"Many new economic crimes are fast emerging and their modus operandi could be replicated easily before any corrective action is taken by the state," said Director of Central Bureau of Investigation (CBI) Ashwani Kumar.mumbai Updated: Jul 11, 2010 02:55 IST
"Many new economic crimes are fast emerging and their modus operandi could be replicated easily before any corrective action is taken by the state," said Director of Central Bureau of Investigation (CBI) Ashwani Kumar.
He was speaking at a function at the Y.B. Chavan Centre on Saturday.
To tackle this, he added, there is a need to strengthen the state Economic Offences Wing (EOW) and update the laws dealing with economic offences.

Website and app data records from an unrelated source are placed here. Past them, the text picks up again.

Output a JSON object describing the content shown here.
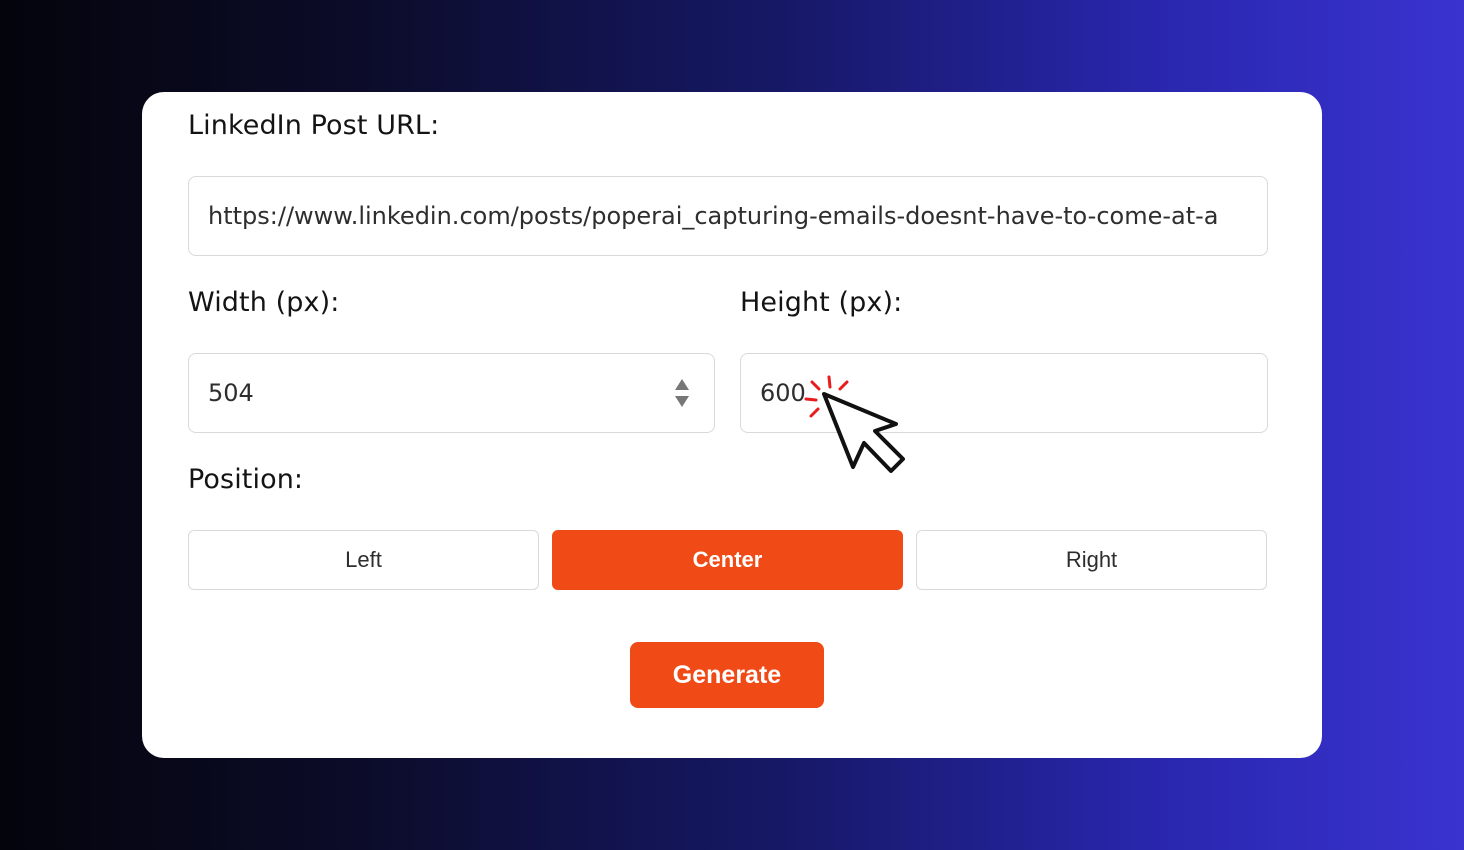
{
  "form": {
    "url_label": "LinkedIn Post URL:",
    "url_value": "https://www.linkedin.com/posts/poperai_capturing-emails-doesnt-have-to-come-at-a",
    "width_label": "Width (px):",
    "width_value": "504",
    "height_label": "Height (px):",
    "height_value": "600",
    "position_label": "Position:",
    "positions": [
      "Left",
      "Center",
      "Right"
    ],
    "selected_position": "Center",
    "generate_label": "Generate"
  },
  "colors": {
    "accent": "#f04a17",
    "card": "#ffffff",
    "border": "#d9d9d9",
    "click_spark": "#e81c1c"
  },
  "icons": {
    "stepper": "up-down-stepper-icon",
    "cursor": "mouse-pointer-click-icon"
  }
}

"We also have to tighten the bail provisions," he said, adding that exclusive economic offences courts are also required.
To reduce the pendency of undertrial cases, Kumar said, six exclusive CBI courts are being set up in Maharashtra of which three would be in Mumbai. "It would be our endeavour to make these CBI courts functional by end of this year."
"These exclusive courts are expected to hold day-to-day trials and avoid unnecessary adjournments," Kumar said.
He added that these courts would function as model courts and would try to dispose of cases within two years from the date of filing the charge sheet. "To ensure that trials are conducted expeditiously we have decided to adhere to the norm of maximum 50 cases per court."
Kumar said the CBI is taking recourse to withdrawal of cases, which are very old, where the accused are not traceable or witnesses or records are not available.
"Another key area of our work would be to launch a campaign against human and child trafficking," he said.
When asked why some cases involving politicians drag on, he replied that many such cases are politically motivated.
Referring to the Satyam case, Kumar said the CBI filed its charge sheet in 46 days and added that none of the company’s employee was coming forth with information in the case. "We sent mails to every employee but nobody wanted to speak against the company saying they revered the Satyam founder [B Ramalinga Raju]."